         An important chapter in the history of the 54th was its fight for the regular soldier's pay of $13. per month.  At the outset the men were assured by Governor Andrew that they should receive the same pay and emoluments as all other volunteer soldiers.  But in July, 1863, came an order from Washington fixing the compensation of colored soldiers at $10. per month, and several times an offer was made to the men of the 54th of this amount.  As many times it was persistently refused.

         In November, 1863, the legislature of Massachusetts passed an act providing that the difference of $3. per month should be made up by the State, but the men of the regiment refused to accept money so appropriated by Massachusetts.  They demanded that they receive from the national government their full soldier pay.  For eighteen months after the first companies entered the service the men received nothing for their services and sufferings.

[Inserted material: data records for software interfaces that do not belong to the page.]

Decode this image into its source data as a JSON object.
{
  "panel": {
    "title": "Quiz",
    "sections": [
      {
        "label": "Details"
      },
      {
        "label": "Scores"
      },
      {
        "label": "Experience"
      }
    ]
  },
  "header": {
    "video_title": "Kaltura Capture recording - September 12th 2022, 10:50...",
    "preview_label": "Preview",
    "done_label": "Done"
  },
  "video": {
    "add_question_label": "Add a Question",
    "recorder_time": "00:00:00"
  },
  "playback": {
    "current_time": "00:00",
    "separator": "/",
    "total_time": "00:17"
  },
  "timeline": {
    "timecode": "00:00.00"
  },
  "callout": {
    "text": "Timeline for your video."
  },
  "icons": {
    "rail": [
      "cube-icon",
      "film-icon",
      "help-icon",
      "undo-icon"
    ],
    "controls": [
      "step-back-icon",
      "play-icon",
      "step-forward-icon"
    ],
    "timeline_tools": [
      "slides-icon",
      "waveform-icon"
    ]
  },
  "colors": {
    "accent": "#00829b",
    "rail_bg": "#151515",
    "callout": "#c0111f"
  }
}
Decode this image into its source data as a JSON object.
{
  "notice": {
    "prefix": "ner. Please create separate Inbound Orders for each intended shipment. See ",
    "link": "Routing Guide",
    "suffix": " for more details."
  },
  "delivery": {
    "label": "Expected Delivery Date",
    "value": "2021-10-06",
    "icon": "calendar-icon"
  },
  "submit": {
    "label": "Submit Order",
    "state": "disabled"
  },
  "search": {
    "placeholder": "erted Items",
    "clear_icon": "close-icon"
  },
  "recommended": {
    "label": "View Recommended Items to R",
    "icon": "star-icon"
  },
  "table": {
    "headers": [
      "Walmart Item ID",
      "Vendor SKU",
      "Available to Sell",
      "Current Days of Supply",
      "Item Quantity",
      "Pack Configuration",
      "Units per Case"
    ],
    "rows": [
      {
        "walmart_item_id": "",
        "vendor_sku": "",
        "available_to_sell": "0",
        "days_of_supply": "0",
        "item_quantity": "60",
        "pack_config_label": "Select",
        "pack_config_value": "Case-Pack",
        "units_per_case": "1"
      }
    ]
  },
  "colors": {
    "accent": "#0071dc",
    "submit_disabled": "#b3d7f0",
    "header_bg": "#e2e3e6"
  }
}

         Finally in September, 1864, their just demands were acceded to by the government, and all the members of the regiment received their full pay from the time of their  enlistment totaling approximately $170,000.


    Inventory Number: LEA 356 / SOLD